MARK DUPLASS: And your fun…
JAY DUPLASS: … and your fun. So, you’re there with your sibling, and you’re just trying to get Frankenstein back into the grave. And, basically, if he’s making that weird clicking noise that pisses you off, you’re kind of happy that the clicking noise is there, because you’re like, “Oh, if I die, I’m not going to die alone.”
JASON SEGEL: Am I Frankenstein in this story? Is that’s what up?
JAY DUPLASS: Yeah. [laughing]
MARK DUPLASS: Who’s the tallest person in here?
JAY DUPLASS: Oh, sh*t. Oh, sorry.
PPLA: The movie takes place in Baton Rouge, but you actually shot in New Orleans. Did you have a good time filming there?
JASON SEGEL: I had way too good a time in New Orleans. The movie takes place in one day, and I gained 25 pounds while being there, and we shot as much as we could chronologically. So, with as many themes as we have, the movie is really about a guy who gains 25 pounds over one day. What did you say the other day, Jay?
JAY DUPLASS: It’s like the Benjamin Button of weight loss.
JASON SEGEL: Yes.
JAY DUPLASS: It really is.
JASON SEGEL: It’s amazing.
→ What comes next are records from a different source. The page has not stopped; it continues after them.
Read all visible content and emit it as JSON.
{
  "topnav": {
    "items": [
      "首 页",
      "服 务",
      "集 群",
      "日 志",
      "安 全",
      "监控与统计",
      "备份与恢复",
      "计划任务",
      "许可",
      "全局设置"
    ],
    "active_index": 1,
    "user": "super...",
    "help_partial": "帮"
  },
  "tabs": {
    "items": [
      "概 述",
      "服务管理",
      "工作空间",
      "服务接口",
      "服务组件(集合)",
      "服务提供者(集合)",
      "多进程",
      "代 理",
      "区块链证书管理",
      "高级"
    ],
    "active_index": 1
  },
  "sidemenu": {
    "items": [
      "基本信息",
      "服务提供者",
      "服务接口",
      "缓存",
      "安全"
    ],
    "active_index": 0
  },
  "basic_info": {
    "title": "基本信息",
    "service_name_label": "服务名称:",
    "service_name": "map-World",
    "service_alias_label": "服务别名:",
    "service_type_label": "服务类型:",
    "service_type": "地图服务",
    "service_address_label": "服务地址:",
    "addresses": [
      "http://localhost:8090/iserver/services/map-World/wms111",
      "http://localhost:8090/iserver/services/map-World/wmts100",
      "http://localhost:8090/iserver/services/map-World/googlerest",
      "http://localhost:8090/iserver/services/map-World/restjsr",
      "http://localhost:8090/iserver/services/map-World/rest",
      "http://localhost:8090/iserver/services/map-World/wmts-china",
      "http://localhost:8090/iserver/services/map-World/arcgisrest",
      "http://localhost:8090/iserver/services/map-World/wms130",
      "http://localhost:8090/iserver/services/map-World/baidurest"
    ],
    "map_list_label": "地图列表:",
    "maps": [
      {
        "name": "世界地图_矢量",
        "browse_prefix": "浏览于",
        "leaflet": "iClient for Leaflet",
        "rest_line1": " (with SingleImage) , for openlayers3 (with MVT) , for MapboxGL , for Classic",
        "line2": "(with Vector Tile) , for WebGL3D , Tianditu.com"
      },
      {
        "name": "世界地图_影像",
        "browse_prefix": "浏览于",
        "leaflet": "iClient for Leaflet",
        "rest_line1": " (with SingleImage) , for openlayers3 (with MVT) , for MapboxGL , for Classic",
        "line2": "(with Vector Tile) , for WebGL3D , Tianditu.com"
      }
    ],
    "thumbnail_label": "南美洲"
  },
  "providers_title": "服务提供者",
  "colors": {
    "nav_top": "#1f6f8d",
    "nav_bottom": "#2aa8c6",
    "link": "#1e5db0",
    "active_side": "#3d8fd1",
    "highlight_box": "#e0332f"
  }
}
Like, I walk through a doorway and I’m ten pounds heavier. [laughs] It’s remarkable.
PPLA: Jason, Mark and Jay seem to have a good time squeezing you into small places in this film. I’m wondering what was the most uncomfortable to shoot? Being squeezed into a Porsche, wedgeded behind a vending machine…
JASON SEGEL: My favorite “small” moment was wearing the little coat at the restaurant. That was my favorite moment. It reminded me of Peter Sellers so much. Not to in anyway compare myself, but it was like my little moment of getting to do a little physical comedy, a big guy in a little coat. I had a really good time that day.
PPLA: Jeff embraces the philosophy of M. Night Shyamalan, particularly in his film Signs. Are you a fan M. Night and do you believe in signs?
JASON SEGEL: Yeah, I mean I’m a giant fan. I just remember a period in my life when I was out of work, and I was sitting there waiting for someone to cast me. And it very much was like Jeff where, you know, the sign that I’m supposed to be an actor is getting cast, and 21 to 25 was a crazy out-of-work period. It was before I really starting writing hard. And I remember very much just sitting there thinking, “I’m going to wait for the sign that I’m worthy of being an actor.” That’s what I related to in the part.
SUSAN SARANDON: What was it?
JASON SEGEL: Uh, the …
SUSAN SARANDON: The sign?
JAY DUPLASS: Are you still waiting for it?
JASON SEGEL: Yeah, it hasn’t happened yet. Yeah. No, it really hasn’t. Some day.
Find out more about Jeff Who Lives at Home.